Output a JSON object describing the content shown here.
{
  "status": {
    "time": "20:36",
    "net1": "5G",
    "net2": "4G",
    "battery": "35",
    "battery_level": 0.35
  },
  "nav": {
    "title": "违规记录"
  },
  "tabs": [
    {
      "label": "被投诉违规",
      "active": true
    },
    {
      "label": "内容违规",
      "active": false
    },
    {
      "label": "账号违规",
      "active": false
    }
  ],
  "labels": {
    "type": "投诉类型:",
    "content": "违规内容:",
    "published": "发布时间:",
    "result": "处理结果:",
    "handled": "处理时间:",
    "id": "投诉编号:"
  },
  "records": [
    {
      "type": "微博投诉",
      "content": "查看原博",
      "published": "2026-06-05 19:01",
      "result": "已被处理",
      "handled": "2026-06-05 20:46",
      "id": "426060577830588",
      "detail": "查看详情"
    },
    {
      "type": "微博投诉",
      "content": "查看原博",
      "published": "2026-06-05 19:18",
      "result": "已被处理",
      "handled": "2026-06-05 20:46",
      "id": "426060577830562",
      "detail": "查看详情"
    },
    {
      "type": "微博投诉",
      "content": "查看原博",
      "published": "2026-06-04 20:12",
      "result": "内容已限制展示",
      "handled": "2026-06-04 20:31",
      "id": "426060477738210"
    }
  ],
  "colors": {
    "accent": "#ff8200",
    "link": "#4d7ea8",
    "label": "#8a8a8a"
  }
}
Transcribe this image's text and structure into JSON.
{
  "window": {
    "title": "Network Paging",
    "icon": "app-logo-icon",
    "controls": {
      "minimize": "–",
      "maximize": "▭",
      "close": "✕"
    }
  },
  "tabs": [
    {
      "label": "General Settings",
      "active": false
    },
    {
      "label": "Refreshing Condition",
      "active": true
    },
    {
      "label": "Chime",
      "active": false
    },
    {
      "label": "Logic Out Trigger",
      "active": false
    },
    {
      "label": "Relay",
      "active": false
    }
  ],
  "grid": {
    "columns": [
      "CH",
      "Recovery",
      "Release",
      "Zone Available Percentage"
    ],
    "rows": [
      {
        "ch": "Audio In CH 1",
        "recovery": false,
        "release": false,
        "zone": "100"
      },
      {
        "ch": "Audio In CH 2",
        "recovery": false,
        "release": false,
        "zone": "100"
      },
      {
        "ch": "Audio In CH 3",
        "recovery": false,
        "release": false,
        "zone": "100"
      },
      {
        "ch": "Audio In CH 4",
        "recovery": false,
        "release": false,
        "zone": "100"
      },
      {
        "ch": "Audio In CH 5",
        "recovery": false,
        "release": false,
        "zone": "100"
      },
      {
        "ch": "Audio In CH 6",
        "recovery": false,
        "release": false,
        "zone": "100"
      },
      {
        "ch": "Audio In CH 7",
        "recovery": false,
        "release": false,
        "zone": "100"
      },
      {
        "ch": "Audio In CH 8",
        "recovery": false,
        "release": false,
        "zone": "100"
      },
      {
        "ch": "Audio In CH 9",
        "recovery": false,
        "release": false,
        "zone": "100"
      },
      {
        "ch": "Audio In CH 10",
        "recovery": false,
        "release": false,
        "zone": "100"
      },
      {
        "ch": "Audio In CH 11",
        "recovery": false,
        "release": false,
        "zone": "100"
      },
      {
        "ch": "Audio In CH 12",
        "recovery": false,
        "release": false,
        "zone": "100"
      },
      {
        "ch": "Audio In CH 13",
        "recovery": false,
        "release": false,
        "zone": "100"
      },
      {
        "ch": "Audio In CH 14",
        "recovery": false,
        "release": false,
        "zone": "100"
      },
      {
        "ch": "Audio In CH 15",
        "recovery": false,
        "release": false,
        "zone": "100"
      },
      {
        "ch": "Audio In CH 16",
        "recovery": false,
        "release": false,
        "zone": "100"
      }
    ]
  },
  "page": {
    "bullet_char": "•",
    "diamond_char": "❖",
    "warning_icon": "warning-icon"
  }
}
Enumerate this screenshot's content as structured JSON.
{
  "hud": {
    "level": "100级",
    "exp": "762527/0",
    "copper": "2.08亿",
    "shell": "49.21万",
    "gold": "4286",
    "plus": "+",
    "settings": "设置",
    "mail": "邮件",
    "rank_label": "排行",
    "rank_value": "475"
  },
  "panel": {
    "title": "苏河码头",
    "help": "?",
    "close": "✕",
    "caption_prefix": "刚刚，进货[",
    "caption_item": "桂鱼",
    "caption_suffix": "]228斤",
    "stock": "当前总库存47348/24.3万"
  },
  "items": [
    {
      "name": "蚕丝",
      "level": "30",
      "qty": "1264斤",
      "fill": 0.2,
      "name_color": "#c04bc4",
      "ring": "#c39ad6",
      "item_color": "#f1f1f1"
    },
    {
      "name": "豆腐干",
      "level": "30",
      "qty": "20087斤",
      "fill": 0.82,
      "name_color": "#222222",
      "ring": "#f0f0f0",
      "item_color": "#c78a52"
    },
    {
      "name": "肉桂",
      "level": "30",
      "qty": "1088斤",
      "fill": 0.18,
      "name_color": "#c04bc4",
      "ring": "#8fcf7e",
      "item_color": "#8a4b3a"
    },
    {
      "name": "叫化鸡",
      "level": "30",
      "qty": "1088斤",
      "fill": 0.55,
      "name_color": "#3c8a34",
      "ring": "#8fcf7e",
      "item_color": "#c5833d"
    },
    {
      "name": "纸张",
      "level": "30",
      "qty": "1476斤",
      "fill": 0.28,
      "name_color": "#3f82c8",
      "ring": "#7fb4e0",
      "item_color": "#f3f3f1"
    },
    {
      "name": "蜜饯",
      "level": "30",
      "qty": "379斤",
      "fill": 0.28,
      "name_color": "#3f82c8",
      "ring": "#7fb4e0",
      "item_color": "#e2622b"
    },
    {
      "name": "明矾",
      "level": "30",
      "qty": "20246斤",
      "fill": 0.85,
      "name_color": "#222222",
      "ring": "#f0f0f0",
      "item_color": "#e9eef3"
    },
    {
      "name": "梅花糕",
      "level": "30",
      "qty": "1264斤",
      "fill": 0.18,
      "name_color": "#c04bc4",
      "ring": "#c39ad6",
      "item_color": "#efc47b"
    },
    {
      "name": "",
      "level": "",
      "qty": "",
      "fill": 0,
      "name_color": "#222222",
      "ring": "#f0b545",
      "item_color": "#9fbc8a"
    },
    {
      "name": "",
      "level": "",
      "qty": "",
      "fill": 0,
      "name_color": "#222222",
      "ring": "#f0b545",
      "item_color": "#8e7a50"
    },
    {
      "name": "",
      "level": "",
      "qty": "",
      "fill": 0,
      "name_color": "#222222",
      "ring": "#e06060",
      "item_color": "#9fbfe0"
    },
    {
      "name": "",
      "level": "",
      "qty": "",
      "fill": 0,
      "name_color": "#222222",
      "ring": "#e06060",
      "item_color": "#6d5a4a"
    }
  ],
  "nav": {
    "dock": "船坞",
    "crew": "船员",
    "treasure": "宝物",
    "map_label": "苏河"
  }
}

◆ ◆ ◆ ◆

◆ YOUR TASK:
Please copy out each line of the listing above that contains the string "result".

◆ YOUR SOLUTION:
    "result": "处理结果:",
      "result": "已被处理",
      "result": "已被处理",
      "result": "内容已限制展示",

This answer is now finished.